Instructions to follow: Locate the string "height" in the listing below. Copy every line where it is found.

*** Data provided Section Begins ***

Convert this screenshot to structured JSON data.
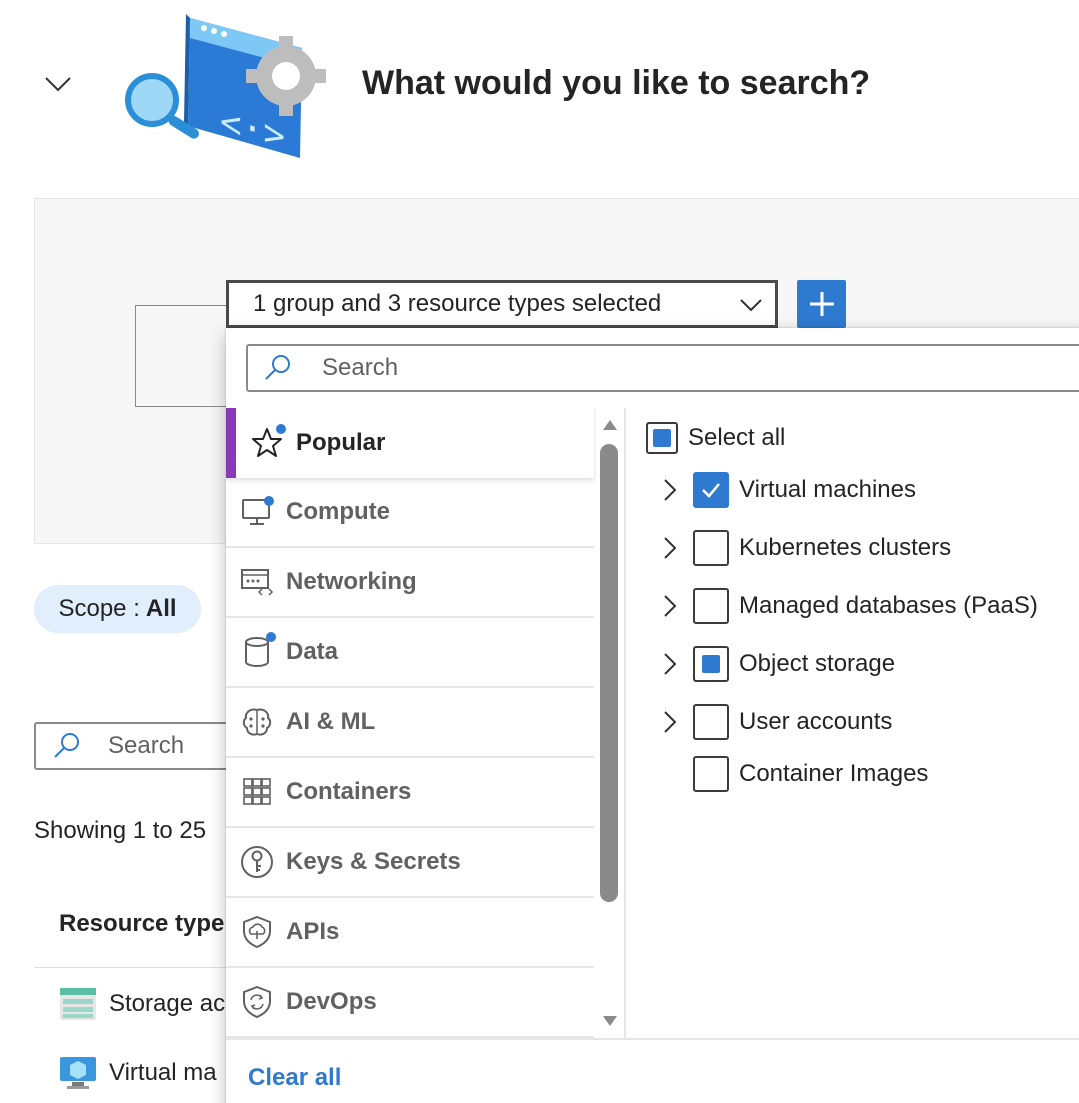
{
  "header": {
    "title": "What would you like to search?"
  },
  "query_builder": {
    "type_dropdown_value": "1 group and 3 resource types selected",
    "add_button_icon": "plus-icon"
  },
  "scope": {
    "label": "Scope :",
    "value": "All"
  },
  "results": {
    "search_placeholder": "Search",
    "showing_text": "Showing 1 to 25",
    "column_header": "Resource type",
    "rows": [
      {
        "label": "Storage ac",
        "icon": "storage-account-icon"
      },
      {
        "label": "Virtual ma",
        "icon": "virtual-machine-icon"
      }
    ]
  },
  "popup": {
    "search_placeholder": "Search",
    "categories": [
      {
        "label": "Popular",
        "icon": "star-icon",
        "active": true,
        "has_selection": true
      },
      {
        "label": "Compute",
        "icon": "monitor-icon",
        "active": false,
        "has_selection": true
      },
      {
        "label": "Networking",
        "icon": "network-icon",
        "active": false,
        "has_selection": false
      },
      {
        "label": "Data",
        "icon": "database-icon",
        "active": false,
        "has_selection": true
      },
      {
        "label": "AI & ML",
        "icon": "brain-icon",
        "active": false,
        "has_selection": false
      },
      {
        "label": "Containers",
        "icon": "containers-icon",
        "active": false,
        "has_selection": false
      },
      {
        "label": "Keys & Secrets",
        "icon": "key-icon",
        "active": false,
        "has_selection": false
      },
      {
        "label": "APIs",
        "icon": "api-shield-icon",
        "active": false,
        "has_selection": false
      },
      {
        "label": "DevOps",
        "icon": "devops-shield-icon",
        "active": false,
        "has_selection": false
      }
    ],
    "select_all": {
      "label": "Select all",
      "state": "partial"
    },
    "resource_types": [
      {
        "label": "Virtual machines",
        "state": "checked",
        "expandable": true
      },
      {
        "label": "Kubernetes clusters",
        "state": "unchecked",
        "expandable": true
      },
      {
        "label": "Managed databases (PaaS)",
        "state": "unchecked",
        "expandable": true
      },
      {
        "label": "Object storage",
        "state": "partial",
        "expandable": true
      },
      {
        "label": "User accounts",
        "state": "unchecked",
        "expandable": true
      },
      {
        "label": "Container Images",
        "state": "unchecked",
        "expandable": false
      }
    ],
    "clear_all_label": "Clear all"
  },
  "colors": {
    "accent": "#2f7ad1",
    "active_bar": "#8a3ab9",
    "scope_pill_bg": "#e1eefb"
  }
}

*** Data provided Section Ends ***
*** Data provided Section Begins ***

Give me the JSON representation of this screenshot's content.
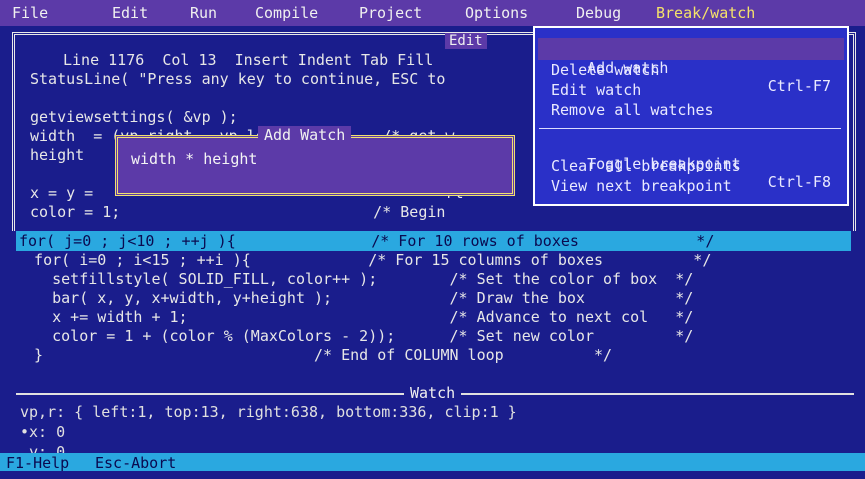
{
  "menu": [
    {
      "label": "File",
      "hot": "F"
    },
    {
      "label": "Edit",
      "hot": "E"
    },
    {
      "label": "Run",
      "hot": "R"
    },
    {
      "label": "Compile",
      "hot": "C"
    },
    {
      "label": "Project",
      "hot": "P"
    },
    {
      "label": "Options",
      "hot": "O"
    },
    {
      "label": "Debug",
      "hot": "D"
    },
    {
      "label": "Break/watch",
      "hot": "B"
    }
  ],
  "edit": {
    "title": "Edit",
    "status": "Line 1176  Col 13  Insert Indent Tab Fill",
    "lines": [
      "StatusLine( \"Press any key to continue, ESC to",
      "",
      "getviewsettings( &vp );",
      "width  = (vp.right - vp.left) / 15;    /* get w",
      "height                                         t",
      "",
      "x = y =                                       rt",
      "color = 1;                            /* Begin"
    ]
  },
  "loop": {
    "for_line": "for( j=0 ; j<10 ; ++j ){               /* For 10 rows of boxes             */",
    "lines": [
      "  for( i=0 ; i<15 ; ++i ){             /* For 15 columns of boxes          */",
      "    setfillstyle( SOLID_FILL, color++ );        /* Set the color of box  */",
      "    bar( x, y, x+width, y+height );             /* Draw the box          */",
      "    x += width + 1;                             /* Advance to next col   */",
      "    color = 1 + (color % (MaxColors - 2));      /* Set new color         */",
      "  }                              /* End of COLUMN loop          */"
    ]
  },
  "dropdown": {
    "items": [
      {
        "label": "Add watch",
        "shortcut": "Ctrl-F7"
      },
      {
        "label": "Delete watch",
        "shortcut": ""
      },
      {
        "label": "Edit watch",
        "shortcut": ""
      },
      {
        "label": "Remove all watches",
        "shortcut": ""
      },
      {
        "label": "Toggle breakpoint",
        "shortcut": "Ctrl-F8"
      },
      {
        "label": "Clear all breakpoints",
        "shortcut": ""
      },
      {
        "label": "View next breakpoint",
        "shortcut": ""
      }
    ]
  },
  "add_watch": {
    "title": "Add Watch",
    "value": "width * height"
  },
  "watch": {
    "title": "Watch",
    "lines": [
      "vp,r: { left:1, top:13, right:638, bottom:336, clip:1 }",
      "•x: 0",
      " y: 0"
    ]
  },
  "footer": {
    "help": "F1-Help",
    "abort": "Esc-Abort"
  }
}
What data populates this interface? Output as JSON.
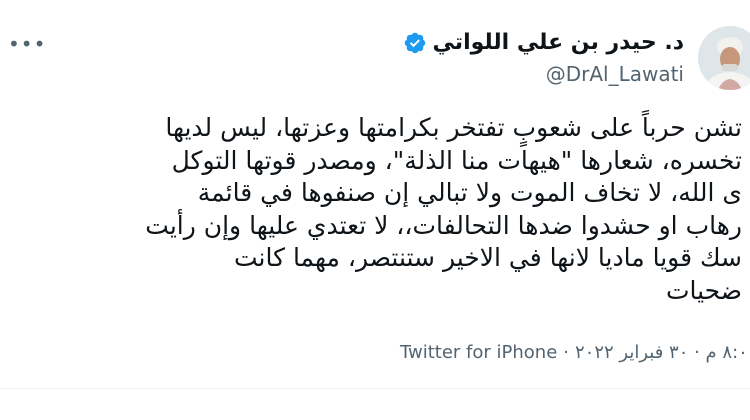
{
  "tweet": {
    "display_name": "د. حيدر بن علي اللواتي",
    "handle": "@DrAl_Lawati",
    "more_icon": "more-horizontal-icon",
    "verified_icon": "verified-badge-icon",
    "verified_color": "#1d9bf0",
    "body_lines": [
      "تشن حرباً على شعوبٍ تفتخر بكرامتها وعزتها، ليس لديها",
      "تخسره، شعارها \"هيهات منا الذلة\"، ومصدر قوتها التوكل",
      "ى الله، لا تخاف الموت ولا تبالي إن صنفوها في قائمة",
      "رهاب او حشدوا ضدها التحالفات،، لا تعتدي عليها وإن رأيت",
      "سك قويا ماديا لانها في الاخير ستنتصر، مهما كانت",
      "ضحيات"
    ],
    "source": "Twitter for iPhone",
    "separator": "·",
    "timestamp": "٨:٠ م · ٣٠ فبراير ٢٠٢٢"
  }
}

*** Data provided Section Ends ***

Response to this task:
      "height                                         t",
      "    bar( x, y, x+width, y+height );             /* Draw the box          */",
    "value": "width * height"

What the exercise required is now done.